Mark Strand, a professor of English at Columbia University and a Pulitzer Prize winner, wrote, “The future is always beginning now.” That means that “now” is the time to work to ensure that a brighter future awaits the next generation. In a final article, Sarah Murray claims that helping young people become entrepreneurs is way to keep the doors to the future open [“Future hinges on keeping doors open,” 29 January 2010]. Murray concludes:
“Enterprise can provide a long-term route out of poverty for many unemployed young people. This is the conclusion of Youth Business International, a UK-based non-profit organization that champions youth enterprise. In the first of a series of reports on entrepreneurship, YBI sets out steps that governments, businesses and civil society groups can take to foster entrepreneurship among young people. … Halving youth unemployment could, according to some estimates, add up to $3,500bn to the world economy.

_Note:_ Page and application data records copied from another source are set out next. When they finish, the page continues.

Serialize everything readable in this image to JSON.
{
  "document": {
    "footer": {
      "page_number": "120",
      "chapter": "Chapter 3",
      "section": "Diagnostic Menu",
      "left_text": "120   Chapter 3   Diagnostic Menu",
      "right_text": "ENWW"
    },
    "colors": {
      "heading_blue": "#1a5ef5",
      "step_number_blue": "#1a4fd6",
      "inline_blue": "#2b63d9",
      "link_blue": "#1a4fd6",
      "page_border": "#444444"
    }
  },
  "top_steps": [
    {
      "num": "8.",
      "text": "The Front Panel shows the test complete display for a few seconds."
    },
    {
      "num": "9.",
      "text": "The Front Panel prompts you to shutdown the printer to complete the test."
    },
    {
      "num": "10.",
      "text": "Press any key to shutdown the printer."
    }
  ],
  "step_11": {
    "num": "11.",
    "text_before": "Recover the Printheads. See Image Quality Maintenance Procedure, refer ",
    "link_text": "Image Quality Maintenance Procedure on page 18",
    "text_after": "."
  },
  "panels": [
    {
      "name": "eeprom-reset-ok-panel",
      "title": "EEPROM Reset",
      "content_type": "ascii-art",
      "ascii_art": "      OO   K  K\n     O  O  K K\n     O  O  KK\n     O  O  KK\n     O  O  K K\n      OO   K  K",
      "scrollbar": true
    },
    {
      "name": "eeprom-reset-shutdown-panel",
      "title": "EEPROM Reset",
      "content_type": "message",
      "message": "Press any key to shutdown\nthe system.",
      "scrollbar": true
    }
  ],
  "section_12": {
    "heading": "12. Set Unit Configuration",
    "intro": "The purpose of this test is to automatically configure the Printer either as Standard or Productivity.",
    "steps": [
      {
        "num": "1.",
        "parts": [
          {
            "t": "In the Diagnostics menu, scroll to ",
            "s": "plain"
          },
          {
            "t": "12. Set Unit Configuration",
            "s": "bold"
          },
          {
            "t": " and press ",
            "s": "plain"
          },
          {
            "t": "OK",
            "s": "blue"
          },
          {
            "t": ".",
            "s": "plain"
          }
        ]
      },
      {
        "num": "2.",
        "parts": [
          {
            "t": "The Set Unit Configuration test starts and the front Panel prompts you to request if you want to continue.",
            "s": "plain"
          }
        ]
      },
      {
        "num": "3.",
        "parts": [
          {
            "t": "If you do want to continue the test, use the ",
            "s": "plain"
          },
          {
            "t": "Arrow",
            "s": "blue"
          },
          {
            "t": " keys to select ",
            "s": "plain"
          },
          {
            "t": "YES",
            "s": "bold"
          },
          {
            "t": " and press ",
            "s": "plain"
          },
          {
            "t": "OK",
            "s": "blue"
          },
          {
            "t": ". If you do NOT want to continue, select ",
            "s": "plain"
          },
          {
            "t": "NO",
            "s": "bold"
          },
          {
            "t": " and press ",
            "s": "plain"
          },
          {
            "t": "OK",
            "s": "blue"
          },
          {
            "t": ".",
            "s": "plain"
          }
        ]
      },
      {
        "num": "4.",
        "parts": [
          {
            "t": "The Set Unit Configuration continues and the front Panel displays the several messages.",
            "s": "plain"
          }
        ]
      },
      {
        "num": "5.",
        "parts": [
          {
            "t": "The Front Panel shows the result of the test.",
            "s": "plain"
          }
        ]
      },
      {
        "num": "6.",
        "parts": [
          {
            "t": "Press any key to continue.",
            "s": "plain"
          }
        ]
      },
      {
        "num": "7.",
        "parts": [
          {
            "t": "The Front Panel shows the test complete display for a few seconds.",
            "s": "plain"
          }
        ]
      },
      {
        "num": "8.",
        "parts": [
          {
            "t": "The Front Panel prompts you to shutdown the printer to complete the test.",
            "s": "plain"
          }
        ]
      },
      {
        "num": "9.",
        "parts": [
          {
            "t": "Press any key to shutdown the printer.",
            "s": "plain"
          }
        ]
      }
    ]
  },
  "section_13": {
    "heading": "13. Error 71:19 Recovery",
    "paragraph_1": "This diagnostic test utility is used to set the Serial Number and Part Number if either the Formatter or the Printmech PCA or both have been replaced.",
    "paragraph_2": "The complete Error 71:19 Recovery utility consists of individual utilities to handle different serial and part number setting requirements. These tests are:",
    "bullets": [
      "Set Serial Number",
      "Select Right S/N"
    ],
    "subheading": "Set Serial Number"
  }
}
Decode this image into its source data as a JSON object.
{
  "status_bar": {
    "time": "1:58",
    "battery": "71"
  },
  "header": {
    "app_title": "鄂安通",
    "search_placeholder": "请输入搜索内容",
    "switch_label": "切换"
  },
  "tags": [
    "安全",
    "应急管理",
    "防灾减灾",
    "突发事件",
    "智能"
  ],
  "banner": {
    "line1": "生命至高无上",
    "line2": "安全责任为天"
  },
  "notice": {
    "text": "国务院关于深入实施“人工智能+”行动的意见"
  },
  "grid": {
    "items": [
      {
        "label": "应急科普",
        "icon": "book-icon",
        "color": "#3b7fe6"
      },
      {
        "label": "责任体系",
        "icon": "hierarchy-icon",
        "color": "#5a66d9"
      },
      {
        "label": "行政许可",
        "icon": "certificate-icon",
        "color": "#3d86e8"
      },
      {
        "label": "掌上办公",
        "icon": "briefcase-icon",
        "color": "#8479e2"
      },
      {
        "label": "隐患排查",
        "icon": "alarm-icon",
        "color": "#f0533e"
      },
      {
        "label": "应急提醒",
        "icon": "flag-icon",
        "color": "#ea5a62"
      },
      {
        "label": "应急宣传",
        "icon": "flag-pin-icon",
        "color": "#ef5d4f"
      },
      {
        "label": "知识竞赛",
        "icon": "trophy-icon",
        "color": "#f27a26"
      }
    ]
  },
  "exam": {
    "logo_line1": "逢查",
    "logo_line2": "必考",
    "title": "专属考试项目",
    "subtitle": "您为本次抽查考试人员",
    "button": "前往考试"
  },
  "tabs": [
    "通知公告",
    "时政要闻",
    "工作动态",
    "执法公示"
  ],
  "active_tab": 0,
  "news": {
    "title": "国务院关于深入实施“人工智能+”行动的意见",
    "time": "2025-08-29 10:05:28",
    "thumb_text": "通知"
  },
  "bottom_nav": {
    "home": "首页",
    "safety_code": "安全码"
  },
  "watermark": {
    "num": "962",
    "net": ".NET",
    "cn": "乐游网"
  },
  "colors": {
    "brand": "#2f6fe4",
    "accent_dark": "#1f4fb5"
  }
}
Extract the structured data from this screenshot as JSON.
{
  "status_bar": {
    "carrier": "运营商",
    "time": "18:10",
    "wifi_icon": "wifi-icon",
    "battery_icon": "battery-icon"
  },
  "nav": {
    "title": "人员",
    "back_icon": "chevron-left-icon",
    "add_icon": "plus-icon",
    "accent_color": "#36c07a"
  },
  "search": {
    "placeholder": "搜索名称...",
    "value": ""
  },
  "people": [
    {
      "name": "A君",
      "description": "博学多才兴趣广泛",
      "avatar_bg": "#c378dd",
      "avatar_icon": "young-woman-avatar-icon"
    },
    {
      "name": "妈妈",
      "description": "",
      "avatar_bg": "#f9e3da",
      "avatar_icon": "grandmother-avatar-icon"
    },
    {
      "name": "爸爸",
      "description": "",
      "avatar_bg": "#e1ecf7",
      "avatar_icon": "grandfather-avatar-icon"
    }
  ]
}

The gains of such a reduction in youth unemployment could be substantial, particularly in sub-Saharan Africa, where the ILO estimates it would generate a rise of 12 to 19 per cent in gross domestic product. … Although not everyone is equipped or motivated to become an entrepreneur, many young people can create jobs that generate employment. In the US, says YBI, micro-enterprises create jobs at an average annual rate of 900,000 a year. … But whether they are seeking employment or starting their own businesses, young people also need access to education and healthcare. … Empowered by education and technology, young people have the potential to become employers, educators, advocates and ‘changemakers’ – a term coined by Ashoka, the social entrepreneurship organization.”
Murray describes several initiatives that “show how young people can help solve global problems by finding novel ways to address issues such as poverty and lack of access to healthcare and education.” Despite the daunting numbers (i.e., about half the world’s population is under 25 and 400 million jobs need to be created for them right now), the overall impression left by the Financial Times‘ articles is one of optimism. We need to get youth involved in creating their own future. Although we can help enable a brighter future for today’s young people, we can’t simply hand one over to them. The way that countries are piling up sovereign debt, political leaders must think that the future is bright and that their youth will succeed — because they are expecting generations to come to pay for past mistakes. That fact alone should motivate leaders everywhere to get involved helping youth help themselves. The future does belong to the young.